News Story

False ‘School Funding Cut’ Claim Must Be Useful

But pesky state spending data keep getting in the way

Newly sworn-in Gov. Gretchen Whitmer campaigned on the claim that Republicans who controlled the state Legislature the past eight years were “slashing school funding.”

The same claim was repeated constantly in 2014 by gubernatorial candidate Mark Schauer and other Democrats – until the mainstream media acknowledged its inaccuracy and began reporting state Department of Education and other data debunking it.

The myth that public schools in Michigan are getting less money today than in 2011 when then-Gov. Rick Snyder took office is one of the most enduring falsehoods of the last decade.

Michigan Capitol Confidential first reported in July 2013 that state financial records refuted the myth of slashed school funding. Michigan Capitol Confidential has published more than 1,000 articles over nearly nine years on school funding issues.

The myth lives on in part because Michigan’s legacy media outlets have been inconsistent in their reporting on school funding.

The Detroit Free Press, for example, was one of the first newspapers to acknowledge that school funding had not been cut by Gov. Rick Snyder and a GOP legislature. On Feb. 2, 2014, the Free Press discredited claims that Snyder had cut $1 billion from K-12 funding, showing that he had instead increased K-12 funding.

MLive followed on Feb. 5, 2014, with a story that stated that the Democrats’ “Snyder cut $1 billion” claim was not true. On Oct. 16, 2014, the Citizens Research Council chimed in with evidence that school funding had increased under Republicans, not been cut.

But less than a year later, a Sept. 7, 2015, Detroit Free Press article picked up the theme again with claims of budget cuts, saying that school districts faced cuts in “state aid.”

Similar false claims have been echoed continuously by politicians, progressive analysts and union administrators.

The organization Education Trust-Midwest implied as recently as December 20, 2018, that school funding has been cut, when it wrote the state has engaged in a “decade-long disinvestment in students, teachers and public schools.”

In the face of this one-sided onslaught, the public has largely bought into the myth. For example, a 2014 poll by Inside Michigan Politics/Lambert, Edwards & Associates/Denno Research stated that 53.8 percent of voters believed school funding had been cut by Gov. Snyder while 24 percent were undecided.

Evidence rebutting the claim is available from any number of official sources. The Senate Fiscal Agency has reported that K-12 school funding has increased every year in the eight years of Republican control of the state Legislature. The Michigan Department of Education publishes regularly updated tables that reveal fine-grained, per-district and statewide school funding details.

Other kinds of evidence reinforce the point that school funding has not declined.

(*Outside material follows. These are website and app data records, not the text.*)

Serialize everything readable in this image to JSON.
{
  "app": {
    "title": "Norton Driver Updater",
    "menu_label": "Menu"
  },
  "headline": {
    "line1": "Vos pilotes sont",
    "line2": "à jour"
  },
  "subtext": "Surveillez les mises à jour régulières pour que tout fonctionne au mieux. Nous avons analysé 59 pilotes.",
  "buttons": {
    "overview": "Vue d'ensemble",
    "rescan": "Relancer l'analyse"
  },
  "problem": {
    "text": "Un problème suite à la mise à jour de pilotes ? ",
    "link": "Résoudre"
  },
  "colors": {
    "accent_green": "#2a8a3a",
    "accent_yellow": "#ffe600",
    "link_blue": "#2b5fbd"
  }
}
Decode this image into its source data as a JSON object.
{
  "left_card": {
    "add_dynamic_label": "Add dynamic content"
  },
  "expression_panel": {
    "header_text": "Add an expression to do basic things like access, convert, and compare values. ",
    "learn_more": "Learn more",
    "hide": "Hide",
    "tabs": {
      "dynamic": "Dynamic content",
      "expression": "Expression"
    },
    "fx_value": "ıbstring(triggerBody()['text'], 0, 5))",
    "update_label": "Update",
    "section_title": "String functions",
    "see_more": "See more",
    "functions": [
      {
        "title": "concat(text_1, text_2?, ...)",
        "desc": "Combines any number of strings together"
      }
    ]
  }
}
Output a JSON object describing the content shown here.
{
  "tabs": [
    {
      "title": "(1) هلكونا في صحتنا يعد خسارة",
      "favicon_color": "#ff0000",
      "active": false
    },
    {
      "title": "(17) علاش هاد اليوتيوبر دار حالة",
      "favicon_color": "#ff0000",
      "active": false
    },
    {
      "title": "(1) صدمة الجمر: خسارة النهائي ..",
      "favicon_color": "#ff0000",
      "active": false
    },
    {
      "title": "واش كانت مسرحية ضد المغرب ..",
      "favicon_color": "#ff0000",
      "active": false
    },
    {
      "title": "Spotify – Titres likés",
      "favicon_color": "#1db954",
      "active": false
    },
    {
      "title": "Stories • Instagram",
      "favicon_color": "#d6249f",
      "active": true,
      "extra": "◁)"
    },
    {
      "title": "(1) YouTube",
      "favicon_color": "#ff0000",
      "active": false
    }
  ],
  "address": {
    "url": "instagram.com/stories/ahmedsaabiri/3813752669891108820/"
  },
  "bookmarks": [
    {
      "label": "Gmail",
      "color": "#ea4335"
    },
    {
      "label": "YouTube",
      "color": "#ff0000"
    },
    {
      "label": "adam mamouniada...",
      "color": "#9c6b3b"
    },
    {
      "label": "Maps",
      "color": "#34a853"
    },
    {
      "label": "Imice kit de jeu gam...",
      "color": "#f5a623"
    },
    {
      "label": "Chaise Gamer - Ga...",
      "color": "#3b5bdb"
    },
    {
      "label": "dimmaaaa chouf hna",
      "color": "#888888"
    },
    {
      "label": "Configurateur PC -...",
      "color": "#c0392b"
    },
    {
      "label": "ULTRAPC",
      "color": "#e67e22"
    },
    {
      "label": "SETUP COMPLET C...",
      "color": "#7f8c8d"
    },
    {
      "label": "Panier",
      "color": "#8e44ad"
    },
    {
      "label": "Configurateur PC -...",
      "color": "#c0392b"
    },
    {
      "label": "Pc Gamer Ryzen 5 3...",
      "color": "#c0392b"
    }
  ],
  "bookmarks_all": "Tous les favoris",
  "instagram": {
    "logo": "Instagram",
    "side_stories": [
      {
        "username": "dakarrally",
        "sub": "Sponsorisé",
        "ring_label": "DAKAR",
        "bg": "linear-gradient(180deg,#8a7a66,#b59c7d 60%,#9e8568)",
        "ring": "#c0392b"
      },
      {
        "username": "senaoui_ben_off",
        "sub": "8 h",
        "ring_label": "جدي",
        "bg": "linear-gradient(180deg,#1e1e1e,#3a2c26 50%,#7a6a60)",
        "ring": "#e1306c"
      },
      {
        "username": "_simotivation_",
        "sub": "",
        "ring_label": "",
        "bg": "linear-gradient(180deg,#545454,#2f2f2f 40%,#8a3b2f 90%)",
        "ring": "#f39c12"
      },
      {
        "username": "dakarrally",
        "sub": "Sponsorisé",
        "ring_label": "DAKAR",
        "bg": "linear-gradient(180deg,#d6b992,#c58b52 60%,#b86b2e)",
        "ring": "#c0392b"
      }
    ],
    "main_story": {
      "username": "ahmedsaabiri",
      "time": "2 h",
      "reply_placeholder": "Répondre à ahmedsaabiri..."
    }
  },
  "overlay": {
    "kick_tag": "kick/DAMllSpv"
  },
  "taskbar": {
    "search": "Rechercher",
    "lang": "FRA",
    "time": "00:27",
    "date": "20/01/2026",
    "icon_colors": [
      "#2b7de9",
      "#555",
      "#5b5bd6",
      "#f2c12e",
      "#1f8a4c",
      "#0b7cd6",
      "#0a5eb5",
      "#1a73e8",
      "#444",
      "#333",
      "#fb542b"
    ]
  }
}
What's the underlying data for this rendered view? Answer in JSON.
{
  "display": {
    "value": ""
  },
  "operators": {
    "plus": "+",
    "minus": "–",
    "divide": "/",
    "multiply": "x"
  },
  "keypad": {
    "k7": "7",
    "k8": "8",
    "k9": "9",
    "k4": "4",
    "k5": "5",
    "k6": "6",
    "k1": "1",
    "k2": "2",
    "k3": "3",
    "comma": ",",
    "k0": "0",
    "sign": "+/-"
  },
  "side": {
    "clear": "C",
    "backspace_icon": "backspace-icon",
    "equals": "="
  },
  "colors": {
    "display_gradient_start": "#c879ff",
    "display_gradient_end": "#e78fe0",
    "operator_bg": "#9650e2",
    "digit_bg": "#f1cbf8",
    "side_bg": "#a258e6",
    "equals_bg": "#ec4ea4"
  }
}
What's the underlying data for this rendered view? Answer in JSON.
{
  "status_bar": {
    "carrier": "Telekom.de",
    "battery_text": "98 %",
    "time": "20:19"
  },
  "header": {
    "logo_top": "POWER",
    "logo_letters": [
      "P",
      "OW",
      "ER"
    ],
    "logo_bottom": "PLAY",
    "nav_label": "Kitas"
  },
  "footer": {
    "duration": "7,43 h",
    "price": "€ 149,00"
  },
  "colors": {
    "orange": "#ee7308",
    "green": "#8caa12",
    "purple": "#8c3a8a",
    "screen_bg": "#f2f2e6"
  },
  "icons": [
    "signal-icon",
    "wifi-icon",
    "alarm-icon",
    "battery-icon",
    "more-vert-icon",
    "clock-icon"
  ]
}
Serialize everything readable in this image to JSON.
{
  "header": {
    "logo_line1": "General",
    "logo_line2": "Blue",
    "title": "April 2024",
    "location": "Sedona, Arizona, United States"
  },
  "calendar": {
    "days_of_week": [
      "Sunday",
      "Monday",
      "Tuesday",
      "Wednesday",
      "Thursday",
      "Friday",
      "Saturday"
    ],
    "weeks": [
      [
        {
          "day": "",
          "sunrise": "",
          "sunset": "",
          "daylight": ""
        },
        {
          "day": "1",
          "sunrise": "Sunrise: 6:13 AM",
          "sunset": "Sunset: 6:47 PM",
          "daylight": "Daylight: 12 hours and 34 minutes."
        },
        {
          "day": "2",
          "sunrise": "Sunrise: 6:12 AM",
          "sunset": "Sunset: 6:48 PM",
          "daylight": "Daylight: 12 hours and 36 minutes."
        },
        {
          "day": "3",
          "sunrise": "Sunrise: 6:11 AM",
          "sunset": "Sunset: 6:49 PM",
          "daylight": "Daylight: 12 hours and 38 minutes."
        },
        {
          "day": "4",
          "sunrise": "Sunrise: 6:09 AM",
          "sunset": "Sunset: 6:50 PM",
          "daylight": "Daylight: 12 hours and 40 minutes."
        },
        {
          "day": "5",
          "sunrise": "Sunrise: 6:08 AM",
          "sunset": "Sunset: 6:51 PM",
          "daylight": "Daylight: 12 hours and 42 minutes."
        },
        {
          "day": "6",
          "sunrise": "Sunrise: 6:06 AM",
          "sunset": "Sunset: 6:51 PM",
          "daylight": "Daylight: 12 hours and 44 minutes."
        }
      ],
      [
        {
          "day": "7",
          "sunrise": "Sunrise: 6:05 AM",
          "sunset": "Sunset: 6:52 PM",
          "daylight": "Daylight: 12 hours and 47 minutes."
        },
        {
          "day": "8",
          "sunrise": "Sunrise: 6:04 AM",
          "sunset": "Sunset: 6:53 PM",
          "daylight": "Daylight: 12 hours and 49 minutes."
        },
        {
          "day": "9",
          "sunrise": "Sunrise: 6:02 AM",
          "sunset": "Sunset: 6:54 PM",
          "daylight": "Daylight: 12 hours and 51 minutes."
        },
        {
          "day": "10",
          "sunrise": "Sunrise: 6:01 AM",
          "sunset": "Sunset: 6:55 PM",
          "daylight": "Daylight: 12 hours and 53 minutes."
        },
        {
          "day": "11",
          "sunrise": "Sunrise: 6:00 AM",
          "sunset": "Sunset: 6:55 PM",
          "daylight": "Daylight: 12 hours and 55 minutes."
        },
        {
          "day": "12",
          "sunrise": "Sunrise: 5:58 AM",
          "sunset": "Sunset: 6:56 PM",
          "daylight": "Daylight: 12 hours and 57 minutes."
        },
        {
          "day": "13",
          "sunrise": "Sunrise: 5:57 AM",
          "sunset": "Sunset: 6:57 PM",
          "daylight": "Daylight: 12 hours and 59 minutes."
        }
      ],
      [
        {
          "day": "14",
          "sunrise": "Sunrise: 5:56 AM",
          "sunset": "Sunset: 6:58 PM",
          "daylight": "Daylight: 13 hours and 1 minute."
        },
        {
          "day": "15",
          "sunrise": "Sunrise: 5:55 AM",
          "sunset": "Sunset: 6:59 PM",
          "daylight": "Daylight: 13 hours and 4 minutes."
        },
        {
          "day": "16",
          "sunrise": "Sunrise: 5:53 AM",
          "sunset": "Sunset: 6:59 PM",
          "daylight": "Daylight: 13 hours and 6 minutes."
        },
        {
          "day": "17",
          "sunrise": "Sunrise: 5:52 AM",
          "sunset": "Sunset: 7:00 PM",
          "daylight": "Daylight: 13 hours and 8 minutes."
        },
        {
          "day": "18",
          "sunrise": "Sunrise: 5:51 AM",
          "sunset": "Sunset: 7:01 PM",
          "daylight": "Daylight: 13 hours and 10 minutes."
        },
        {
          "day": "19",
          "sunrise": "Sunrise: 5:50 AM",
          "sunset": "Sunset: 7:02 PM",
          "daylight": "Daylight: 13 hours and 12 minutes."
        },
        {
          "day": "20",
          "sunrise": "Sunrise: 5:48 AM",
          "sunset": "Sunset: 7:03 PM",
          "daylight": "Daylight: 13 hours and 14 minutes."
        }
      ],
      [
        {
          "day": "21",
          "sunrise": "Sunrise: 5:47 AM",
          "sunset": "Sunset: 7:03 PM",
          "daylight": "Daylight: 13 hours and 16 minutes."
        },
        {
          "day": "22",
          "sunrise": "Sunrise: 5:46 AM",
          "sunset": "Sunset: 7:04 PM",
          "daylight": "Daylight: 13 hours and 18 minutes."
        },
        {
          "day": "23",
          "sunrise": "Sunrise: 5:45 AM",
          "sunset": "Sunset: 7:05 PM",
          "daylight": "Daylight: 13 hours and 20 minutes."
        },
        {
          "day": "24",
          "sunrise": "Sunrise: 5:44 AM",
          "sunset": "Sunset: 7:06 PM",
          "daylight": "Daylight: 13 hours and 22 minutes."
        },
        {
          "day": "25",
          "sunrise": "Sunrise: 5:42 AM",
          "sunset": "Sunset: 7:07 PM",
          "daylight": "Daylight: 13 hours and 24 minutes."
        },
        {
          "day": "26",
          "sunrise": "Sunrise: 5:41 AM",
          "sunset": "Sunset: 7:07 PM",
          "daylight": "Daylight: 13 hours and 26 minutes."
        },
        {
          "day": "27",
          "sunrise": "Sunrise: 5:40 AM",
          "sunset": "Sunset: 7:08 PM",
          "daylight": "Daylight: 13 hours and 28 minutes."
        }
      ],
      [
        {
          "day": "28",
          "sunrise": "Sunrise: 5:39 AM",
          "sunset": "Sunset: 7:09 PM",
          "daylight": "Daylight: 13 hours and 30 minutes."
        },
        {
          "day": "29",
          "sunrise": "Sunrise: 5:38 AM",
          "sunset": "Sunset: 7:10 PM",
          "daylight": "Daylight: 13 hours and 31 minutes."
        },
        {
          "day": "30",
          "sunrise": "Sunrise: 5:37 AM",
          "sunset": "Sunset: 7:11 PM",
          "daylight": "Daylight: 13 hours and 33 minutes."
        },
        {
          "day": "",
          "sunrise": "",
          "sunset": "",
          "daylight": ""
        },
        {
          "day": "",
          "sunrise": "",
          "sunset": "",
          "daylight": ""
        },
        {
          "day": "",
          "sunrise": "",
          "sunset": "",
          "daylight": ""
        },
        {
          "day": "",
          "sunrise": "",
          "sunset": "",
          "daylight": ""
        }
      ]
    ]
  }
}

According to the Michigan Department of Education, just 10 Michigan school districts are projected to have placed themselves in deficit by outspending their revenue, as of the end of the 2018 fiscal year, not including Detroit Public Schools Community District and Highland Park City Schools.

In 2013, then-state of Michigan Public Schools Superintendent Mike Flanagan told legislators that he expected there would soon be as many as 100 schools in deficit.

That didn’t happen. MDE spokesman Bill DiSessa attributed the turnaround in school finances to an improving state economy and early intervention by the State Treasury with school districts facing budgetary issues.

Still, Michigan teachers unions have continued with the drumbeat of school funding cuts, which serves their interest by creating a climate of crisis in the mind of the public

Mark Hackbarth, the president of the Midland City Education Association, recently said the state has not adequately funded schools, leading to budgetary problems. Yet, even at his own school district, Midland Public Schools, state funding has increased significantly.

“When the schools get an increase but they don’t get as much as they think they’re going to get, they call that a cut. That’s B.S.,” said then-Senate Majority Leader Arlan Meekhof, according to The Associated Press.